Earlier this month the 31- year-old Palestinian female journalist Laila El Haddad was travelling from Washington DC to Cairo on the way to her home which is the Gaza strip
But the Egyptian authorities wouldn't allow her into the country.
In her message, she said "I was placed in a detention room with 17 others for 3 hours then taken to a room and asked if that's what I wanted for the foreseeable future".
Laila and her two children, Yousuf and Noor, were denied entry into Egypt, as an officer put it, because Palestinians without permanent residency are not allowed in as long as the Rafah crossing point to Gaza is closed.
She and her family had to wait two days before being told that they would be deported back to the US via London despite not having valid British and US visas.

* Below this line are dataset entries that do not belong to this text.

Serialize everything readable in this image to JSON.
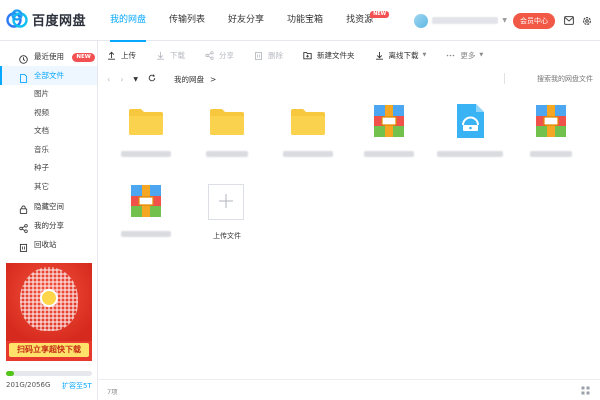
{
  "app": {
    "logo_text": "百度网盘"
  },
  "nav": {
    "items": [
      {
        "label": "我的网盘",
        "active": true
      },
      {
        "label": "传输列表",
        "active": false
      },
      {
        "label": "好友分享",
        "active": false
      },
      {
        "label": "功能宝箱",
        "active": false
      },
      {
        "label": "找资源",
        "active": false,
        "badge": "NEW"
      }
    ]
  },
  "user": {
    "vip_button": "会员中心",
    "icons": [
      "mail-icon",
      "gear-icon"
    ]
  },
  "sidebar": {
    "recent": {
      "label": "最近使用",
      "badge": "NEW"
    },
    "all_files": {
      "label": "全部文件"
    },
    "categories": [
      "图片",
      "视频",
      "文档",
      "音乐",
      "种子",
      "其它"
    ],
    "hidden_space": {
      "label": "隐藏空间"
    },
    "my_share": {
      "label": "我的分享"
    },
    "recycle": {
      "label": "回收站"
    },
    "promo_banner": "扫码立享超快下载",
    "storage": {
      "text": "201G/2056G",
      "used_fraction": 0.098,
      "expand_link": "扩容至5T"
    }
  },
  "toolbar": {
    "upload": "上传",
    "download": "下载",
    "share": "分享",
    "delete": "删除",
    "new_folder": "新建文件夹",
    "offline_download": "离线下载",
    "more": "更多"
  },
  "path": {
    "crumbs": [
      "我的网盘"
    ],
    "separator": ">",
    "search_placeholder": "搜索我的网盘文件"
  },
  "files": [
    {
      "type": "folder"
    },
    {
      "type": "folder"
    },
    {
      "type": "folder"
    },
    {
      "type": "archive"
    },
    {
      "type": "disk-image"
    },
    {
      "type": "archive"
    },
    {
      "type": "archive"
    }
  ],
  "upload_tile": {
    "label": "上传文件"
  },
  "status": {
    "count": "7项"
  },
  "colors": {
    "accent": "#06a7ff",
    "vip": "#f15846",
    "badge": "#f35151",
    "folder": "#f7c73e",
    "storage_fill": "#52c41a"
  }
}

On her page, she said she was "waiting and waiting. This man has no answers and my file has disappeared or cast aside for the moment. (I am) running out of diapers".
She says that her favourite line from airport officials was "honestly, we did not get any sleep over your ordeal, we feel for you, really we do".
Laila and her children wondered why it was so difficult to go home.
She wrote "this must be a VERY high order because every call I have made has failed. I told them it's not my fault I have to go through Egypt to get to my home in Gaza".
At noon on Thursday she wrote a "quick tweet to let everyone know we were allowed back into the US - and that I am sick to my stomach and throwing up since 5am".
The internet has been part of Egyptian political life since the 2005 legislative elections, according to the group Reporters without Borders.
Such direct communication with members of the public causes discomfort among the ruling elites in countries that aren't used to transparency and such open and immediate sharing of information.
Reporters without Borders says that in January alone, 31 legal cases were launched against bloggers and journalists.
Gamal Eid, director of the Arabic Network for Human Rights, said 2008 had been the worst year for freedom of expression since Egypt was declared a republic in 1952.
But with the proliferating ways of communicating across the internet, the authorities may struggle to be able to contain the ever-present appetite for debate about their actions and their impact on ordinary people.